The Textual, Tactile, Tittilating, Tantrum-ridden, Totally multimedia musings & sometime portfolio of Dangerfield Newby, by and through is instrument on Earth, Christopher Alan Chambers. Newby died in 1859 in John Brown's raid on the federal company town of Harpers Ferry. White townspeople fed his dead body to pigs. He joined Brown to forstall the sale of his wife, not to start a revolution. And in dying, he started a revolution. His body's long disintegrated into loam; his consciousness survives in bits and bytes. Enjoy. Engage. Enrage.
Chambers is alive, of course, and lives 80 miles from Harpers Ferry in Washington DC. He teaches at Georgetown University, contributes to RT America, MSNBC and Smithsonian Magazine.
"Society has a hyper emphasis on thin and that trend comes from the consumers—it does not come from the fashion industry. The fashion industry needs to make money, that’s what we do. If people said, ‘we want a 300 pound purple person,’ the first industry to do it would be fashion. You look at the Dove campaign in Times Square—it sticks out like a sore thumb. Those girls in the white T-shirts and underwear, next to Calvin Klein [and all the other fashion ads]. As a consumer, it doesn’t make me want to buy Dove. I’m all for the real look, but as a consumer it doesn’t make me want to buy clothes."
Former Labor Secretary Robert Reich throws the gauntlet down yet again on the 1%ers out there. The current mythology and meme has the average American—especially white people suffused with confusion and cognitive dissonace about the American Dream, their waning power and the typical scapegoats—acting like rape and abuse victims who’ve been conditioned to blame themselves for what’s been done…
So why do politicians seem convinced that the American people want austerity? A fascinating new working paper published this week by two political science graduate students may offer an answer: Politicians tend to vastly overestimate just how conservative their constituents really are. The paper, co-authored by Christopher Skovron of the University of Michigan and David Broockman of the University of California Berkeley, finds that conservative politicians in particular are terrible at gauging the political views of their constituents. For example, they tend to underestimate support for policies like universal health care and same-sex marriage by as much as 20 percentage points. Liberal politicians underestimate support for those policies, too, but not by nearly as much.
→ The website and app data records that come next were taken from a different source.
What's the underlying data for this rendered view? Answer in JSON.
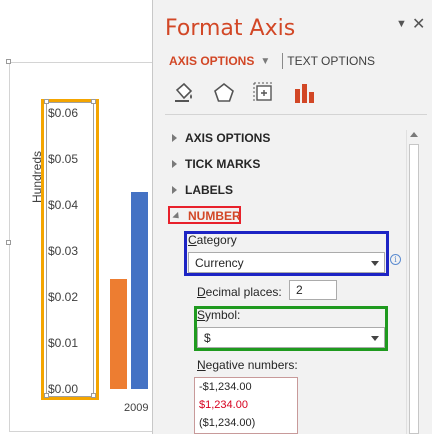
{
  "chart": {
    "y_axis_title": "Hundreds",
    "tick_labels": [
      "$0.06",
      "$0.05",
      "$0.04",
      "$0.03",
      "$0.02",
      "$0.01",
      "$0.00"
    ],
    "x_label_partial": "2009",
    "colors": {
      "orange": "#ed7d31",
      "blue": "#4472c4",
      "axis_highlight": "#f4a500"
    }
  },
  "chart_data": {
    "type": "bar",
    "categories": [
      "2009"
    ],
    "ylabel": "Hundreds",
    "ylim": [
      0,
      0.06
    ],
    "series": [
      {
        "color": "#ed7d31",
        "values": [
          0.024
        ]
      },
      {
        "color": "#4472c4",
        "values": [
          0.043
        ]
      }
    ],
    "tick_labels": [
      "$0.00",
      "$0.01",
      "$0.02",
      "$0.03",
      "$0.04",
      "$0.05",
      "$0.06"
    ]
  },
  "pane": {
    "title": "Format Axis",
    "tab_axis_options": "AXIS OPTIONS",
    "tab_text_options": "TEXT OPTIONS",
    "icons": [
      "fill-line-icon",
      "effects-icon",
      "size-properties-icon",
      "axis-options-icon"
    ],
    "sections": {
      "axis_options": "AXIS OPTIONS",
      "tick_marks": "TICK MARKS",
      "labels": "LABELS",
      "number": "NUMBER"
    },
    "category": {
      "label": "Category",
      "value": "Currency"
    },
    "decimal": {
      "label": "Decimal places:",
      "value": "2"
    },
    "symbol": {
      "label": "Symbol:",
      "value": "$"
    },
    "negative": {
      "label": "Negative numbers:",
      "items": [
        "-$1,234.00",
        "$1,234.00",
        "($1,234.00)"
      ]
    },
    "accent_color": "#d24726",
    "highlight_colors": {
      "number": "#e8212b",
      "category": "#1d24c4",
      "symbol": "#1f9a1f"
    }
  }
}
The authors report this especially stunning distillation of their findings: “Nearly half of sitting conservative ofﬁceholders appear to believe that they represent a district that is more conservative on these issues than the most conservative legislative district in the entire country.”
I did not die at Harpers Ferry for this. I lament the paucity of proud and industrious persons of color, persons who call themselves black or African American in this new century, when compared to the legions of niggers…